# Entries supplied
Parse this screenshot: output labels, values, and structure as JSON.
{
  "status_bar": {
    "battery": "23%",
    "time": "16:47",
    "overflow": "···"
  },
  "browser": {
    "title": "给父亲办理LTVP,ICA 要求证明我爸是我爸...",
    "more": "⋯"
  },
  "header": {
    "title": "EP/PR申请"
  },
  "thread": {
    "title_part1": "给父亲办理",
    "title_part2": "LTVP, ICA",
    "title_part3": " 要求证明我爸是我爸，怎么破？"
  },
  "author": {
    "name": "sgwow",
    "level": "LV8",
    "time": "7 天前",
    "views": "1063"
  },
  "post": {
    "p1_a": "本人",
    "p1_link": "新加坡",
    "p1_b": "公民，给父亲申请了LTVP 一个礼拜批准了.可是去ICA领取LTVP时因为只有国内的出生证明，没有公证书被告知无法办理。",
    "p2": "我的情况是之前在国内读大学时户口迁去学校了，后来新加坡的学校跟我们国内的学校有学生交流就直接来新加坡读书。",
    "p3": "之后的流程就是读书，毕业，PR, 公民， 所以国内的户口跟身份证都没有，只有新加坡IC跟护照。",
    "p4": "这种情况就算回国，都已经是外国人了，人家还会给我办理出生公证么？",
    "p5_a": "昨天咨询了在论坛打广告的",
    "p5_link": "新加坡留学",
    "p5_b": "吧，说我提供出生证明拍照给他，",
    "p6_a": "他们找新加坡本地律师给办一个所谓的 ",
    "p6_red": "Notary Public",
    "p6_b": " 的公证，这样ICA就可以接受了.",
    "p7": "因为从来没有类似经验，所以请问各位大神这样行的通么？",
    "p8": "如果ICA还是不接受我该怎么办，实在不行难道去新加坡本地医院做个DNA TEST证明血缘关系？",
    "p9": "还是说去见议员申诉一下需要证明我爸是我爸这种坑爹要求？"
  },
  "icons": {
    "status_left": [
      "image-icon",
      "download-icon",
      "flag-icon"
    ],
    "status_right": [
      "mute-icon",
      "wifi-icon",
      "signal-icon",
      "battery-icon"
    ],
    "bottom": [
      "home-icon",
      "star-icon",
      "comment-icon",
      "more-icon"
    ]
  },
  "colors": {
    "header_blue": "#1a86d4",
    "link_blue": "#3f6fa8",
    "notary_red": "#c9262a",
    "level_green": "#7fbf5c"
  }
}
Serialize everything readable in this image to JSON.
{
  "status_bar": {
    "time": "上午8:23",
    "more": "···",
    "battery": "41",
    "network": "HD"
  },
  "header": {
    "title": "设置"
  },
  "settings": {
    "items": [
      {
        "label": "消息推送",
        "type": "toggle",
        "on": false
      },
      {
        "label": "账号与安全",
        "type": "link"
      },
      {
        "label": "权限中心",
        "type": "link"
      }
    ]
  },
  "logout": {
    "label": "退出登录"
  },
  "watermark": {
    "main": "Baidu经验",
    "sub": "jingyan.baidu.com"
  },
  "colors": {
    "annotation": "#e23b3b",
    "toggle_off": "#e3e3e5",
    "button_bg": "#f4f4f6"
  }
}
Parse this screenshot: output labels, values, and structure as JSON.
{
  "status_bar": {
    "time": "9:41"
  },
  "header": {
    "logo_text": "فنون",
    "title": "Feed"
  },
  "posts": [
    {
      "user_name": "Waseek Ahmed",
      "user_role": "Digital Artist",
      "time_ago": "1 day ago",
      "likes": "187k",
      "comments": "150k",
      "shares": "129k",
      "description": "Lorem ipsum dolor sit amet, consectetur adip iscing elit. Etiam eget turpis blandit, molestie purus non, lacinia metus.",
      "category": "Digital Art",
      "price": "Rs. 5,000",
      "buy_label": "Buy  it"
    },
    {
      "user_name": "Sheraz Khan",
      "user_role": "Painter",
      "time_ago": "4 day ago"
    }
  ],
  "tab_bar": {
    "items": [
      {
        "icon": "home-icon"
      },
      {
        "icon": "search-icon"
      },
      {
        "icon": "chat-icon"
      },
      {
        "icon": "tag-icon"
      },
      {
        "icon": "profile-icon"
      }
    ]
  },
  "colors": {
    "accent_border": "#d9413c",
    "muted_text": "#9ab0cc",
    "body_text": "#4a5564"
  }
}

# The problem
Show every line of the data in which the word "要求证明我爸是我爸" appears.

# Result
    "title": "给父亲办理LTVP,ICA 要求证明我爸是我爸...",
    "title_part3": " 要求证明我爸是我爸，怎么破？"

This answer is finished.